SOURCE DATA
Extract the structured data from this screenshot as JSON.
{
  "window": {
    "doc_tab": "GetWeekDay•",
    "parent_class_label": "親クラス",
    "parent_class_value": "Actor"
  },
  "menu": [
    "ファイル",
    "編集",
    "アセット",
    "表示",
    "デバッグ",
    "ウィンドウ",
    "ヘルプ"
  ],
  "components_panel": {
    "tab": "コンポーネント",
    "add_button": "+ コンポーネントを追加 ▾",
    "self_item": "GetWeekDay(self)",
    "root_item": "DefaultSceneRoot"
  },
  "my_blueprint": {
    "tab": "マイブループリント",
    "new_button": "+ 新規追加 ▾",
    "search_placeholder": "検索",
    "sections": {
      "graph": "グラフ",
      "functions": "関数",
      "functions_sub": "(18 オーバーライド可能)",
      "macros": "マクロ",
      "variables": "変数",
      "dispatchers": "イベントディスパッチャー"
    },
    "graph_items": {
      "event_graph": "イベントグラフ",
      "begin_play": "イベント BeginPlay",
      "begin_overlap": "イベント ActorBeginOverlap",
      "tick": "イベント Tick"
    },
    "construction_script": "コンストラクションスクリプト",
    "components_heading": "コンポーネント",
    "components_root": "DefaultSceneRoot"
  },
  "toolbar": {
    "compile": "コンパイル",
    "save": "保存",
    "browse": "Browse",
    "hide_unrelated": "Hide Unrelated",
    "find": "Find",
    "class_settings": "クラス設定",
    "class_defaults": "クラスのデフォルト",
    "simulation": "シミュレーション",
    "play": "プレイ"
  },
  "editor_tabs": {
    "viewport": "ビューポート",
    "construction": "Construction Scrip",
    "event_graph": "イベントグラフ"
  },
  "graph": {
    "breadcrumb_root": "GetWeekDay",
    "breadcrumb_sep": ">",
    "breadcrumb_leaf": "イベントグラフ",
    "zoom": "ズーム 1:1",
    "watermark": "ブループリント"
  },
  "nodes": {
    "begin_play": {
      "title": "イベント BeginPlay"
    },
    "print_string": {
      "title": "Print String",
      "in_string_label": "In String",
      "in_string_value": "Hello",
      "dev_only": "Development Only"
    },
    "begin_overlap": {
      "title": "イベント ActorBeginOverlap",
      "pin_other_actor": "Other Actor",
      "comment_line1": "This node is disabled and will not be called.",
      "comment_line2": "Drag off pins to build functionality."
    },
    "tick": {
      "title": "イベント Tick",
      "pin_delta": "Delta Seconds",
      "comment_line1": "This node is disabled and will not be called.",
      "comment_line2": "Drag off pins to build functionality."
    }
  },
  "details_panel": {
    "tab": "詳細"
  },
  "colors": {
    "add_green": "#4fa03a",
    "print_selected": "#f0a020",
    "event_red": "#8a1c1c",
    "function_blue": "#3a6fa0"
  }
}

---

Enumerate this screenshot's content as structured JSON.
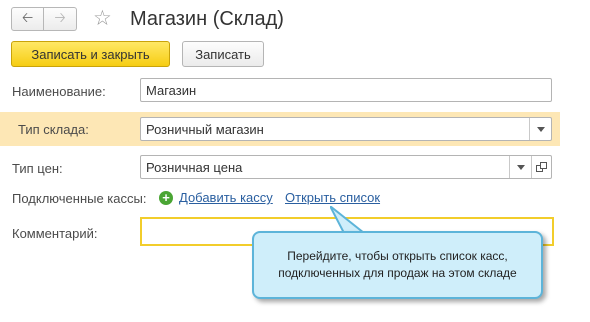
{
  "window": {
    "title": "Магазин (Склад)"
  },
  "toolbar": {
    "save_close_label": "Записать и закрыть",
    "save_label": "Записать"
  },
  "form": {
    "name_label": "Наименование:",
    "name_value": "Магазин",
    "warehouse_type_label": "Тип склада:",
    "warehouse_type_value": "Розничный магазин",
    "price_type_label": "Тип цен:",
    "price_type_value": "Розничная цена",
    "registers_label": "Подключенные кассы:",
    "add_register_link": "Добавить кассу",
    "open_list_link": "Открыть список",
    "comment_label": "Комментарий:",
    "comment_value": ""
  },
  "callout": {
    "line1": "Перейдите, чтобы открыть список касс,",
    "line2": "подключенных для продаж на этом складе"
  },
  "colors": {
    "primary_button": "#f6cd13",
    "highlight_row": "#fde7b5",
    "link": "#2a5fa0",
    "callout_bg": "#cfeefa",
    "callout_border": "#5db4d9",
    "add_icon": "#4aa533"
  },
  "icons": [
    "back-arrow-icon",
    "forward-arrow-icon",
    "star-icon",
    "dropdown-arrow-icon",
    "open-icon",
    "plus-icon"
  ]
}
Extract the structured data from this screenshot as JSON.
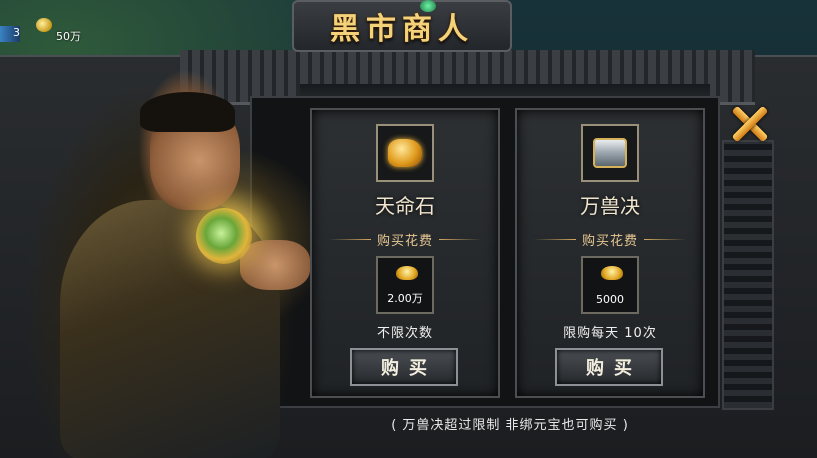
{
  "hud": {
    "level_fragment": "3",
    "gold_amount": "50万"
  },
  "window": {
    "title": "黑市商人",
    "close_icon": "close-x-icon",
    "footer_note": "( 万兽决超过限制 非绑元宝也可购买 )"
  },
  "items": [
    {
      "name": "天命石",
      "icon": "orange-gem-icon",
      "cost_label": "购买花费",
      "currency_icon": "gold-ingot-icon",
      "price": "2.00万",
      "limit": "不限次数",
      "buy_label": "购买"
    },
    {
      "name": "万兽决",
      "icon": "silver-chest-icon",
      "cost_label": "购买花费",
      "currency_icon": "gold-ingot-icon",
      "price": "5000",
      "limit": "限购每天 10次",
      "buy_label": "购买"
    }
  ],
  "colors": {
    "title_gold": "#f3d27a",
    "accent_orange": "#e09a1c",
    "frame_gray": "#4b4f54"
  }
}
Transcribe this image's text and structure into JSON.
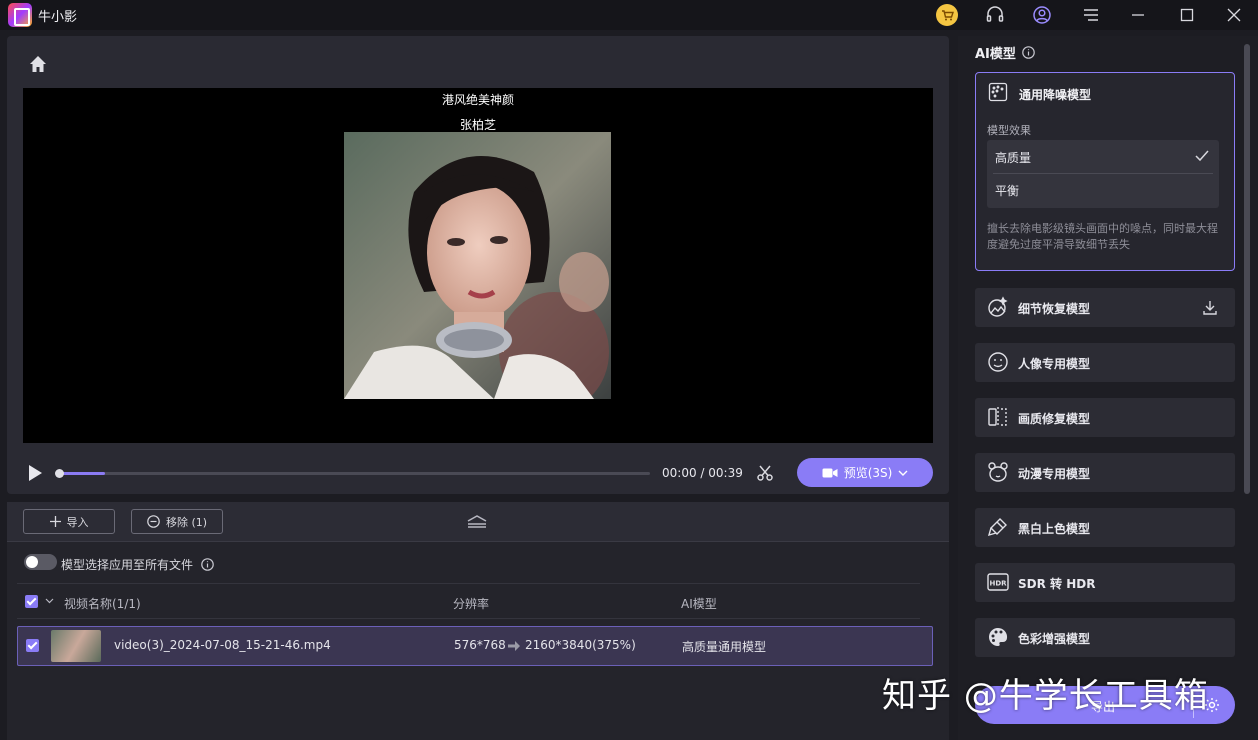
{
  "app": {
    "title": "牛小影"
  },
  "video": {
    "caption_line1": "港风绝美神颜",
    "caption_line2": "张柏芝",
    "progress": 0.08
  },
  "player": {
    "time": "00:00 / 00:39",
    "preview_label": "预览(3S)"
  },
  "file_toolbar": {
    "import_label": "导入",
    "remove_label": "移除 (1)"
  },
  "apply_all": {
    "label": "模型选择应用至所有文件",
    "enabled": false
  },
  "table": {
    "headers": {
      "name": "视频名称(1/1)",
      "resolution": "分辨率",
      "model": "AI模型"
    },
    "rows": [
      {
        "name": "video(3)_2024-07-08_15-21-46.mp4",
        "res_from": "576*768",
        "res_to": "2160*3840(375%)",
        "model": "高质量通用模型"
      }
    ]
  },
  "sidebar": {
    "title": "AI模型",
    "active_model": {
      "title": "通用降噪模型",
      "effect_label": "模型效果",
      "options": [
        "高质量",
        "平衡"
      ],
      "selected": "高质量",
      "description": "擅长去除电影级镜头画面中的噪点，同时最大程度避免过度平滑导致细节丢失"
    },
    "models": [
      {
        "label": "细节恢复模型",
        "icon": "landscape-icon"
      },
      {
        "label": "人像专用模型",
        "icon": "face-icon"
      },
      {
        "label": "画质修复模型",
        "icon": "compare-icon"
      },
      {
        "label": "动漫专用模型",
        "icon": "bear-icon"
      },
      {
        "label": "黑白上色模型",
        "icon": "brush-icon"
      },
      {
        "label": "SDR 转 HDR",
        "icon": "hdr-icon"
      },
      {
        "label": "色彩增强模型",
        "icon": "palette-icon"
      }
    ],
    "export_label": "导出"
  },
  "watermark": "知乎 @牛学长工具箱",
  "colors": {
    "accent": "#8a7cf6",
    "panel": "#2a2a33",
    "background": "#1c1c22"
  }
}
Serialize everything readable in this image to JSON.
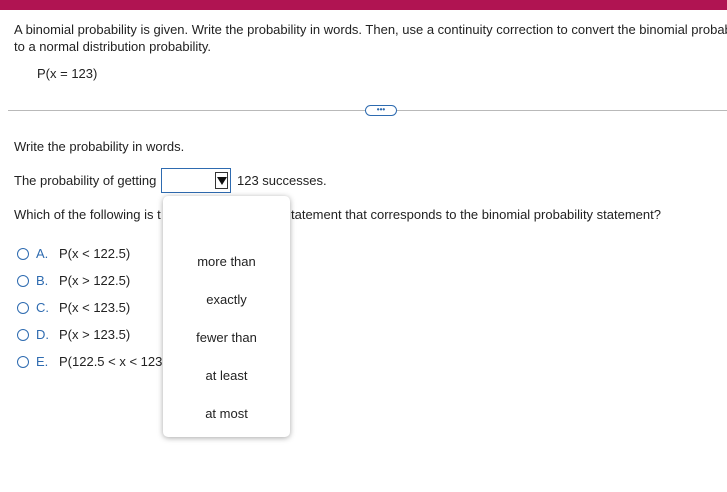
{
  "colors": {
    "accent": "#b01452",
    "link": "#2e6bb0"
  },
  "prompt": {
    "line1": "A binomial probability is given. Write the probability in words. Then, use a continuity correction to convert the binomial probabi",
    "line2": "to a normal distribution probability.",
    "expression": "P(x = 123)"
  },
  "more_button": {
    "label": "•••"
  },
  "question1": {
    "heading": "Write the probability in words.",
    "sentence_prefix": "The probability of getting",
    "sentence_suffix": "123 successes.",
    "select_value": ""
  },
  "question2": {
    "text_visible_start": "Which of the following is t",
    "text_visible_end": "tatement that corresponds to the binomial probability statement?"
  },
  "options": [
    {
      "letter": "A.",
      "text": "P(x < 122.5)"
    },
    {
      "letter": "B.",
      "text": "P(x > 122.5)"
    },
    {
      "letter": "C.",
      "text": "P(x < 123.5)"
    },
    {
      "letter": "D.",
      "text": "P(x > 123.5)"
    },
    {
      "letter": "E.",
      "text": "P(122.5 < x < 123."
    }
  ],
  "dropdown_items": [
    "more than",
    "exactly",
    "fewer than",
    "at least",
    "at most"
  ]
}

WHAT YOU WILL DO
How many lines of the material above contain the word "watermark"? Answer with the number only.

WRITTEN ANSWER
2